The Union Pacific boss wasn't going to let that stand, so he bravely sacrificed hours of other people's sweat and manual labor to top that record, and even cheated by having the "workday" go from 3 a.m. to midnight, generously giving the people three hours to sleep between shifts of 21-hour-long grueling labor. The cheating paid off -- they laid 8.5 miles of track.
"That's with time lost to accidentally building, like, four, five guys into the tracks."
With 14 miles of track to go before their railroads met up, Crocker bet the Union Pacific boss $10,000 that his Central Pacific boys could lay 10 miles of track in one day. Knowing that he'd needed to cheat just to get 8 miles of track down, the Union Pacific boss gladly accepted. At 7:15 the next morning, as orchestral music swelled in the background, crews of Irish and Chinese immigrants hit the rails and worked their hearts out to earn $10,000 for a rich white guy, and also probably to prove to the world they were the best track layers that ever lived.
They had already proven they had the best hats.
By 7 p.m., and without cheating, they had laid 10 miles of solid track that you could drive a train over at 40 mph -- which someone promptly did. They built new, permanent track at almost 1 mile per hour, at certain points going as fast as a person might walk. Even today, with human labor mostly replaced by automated machinery, 10 miles in one day is considered pretty impressive.
Everybody's familiar with World War II's D-Day, where Allied soldiers stormed the beaches of Normandy at great human cost while Steven Spielberg's camera crews stood there filming, not lifting a finger to help.
After the big battle, though, the Allies had to keep pushing on into Europe, and they needed more than the bunch of wet soldiers that had just landed. They needed more soldiers, and tanks, and trucks, and thousands of tons of fuel and supplies, on a scale that required daily dumps from full-sized cargo ships, not rowboats landing on a beach. The problem was that cargo ships need harbors, and Normandy was a beach. All the harbors that could handle big enough ships were controlled by the Germans. So the Allied troops brought their own harbors from home.
"Yeah, hi, I got a harbor here that someone needs to sign for?"
Known as Mulberry Harbours (they were developed by the English, so they were allowed to misspell it), these artificial harbors were massive structures built out of concrete blocks, sunken ships and wooden roadways, all floated over in pieces, moved into position and locked down, making it by far the largest Lego project ever undertaken.

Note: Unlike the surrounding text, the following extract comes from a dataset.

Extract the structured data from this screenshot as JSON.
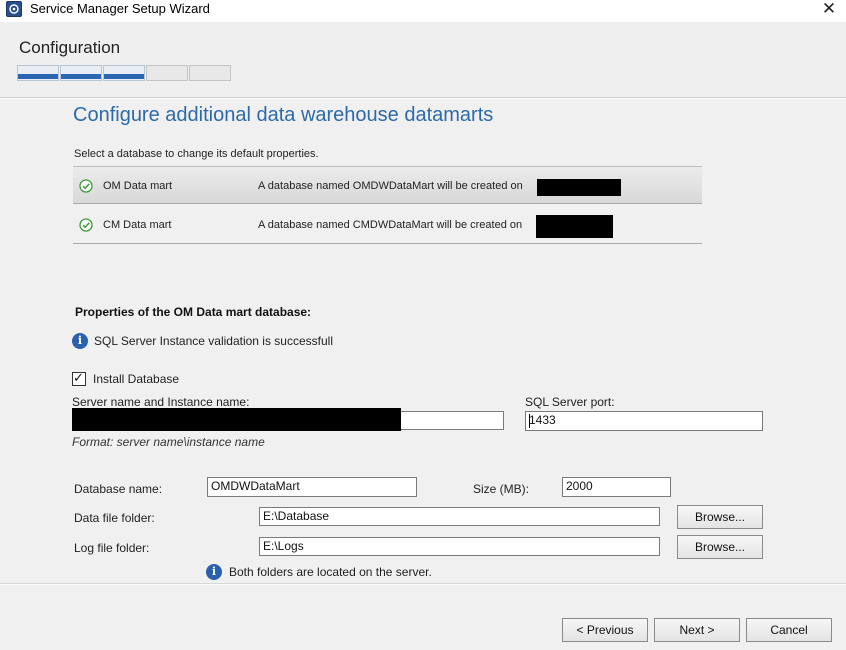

At about 1 mile long, each harbor was like a floating city, with depots, docks and roadways sturdy enough to drive tanks on.
U.S. Navy Department Library
All of this was built in roughly the same amount of time it takes a group of Internet comedians to set up one tent.
The skeleton was mostly laid out in a day, the bridges were usable within three and the whole thing was completely assembled within a week. Over the course of 109 days, the week's worth of work allowed 2.5 million troops and 17 million tons of equipment to pour into occupied France and finish Nazi Germany for good.
Why, what'd you do at work this week?
For more innovative genius, check out 5 Accidental Inventions That Changed The World and 5 Simple Things You Won't Believe Are Recent Inventions.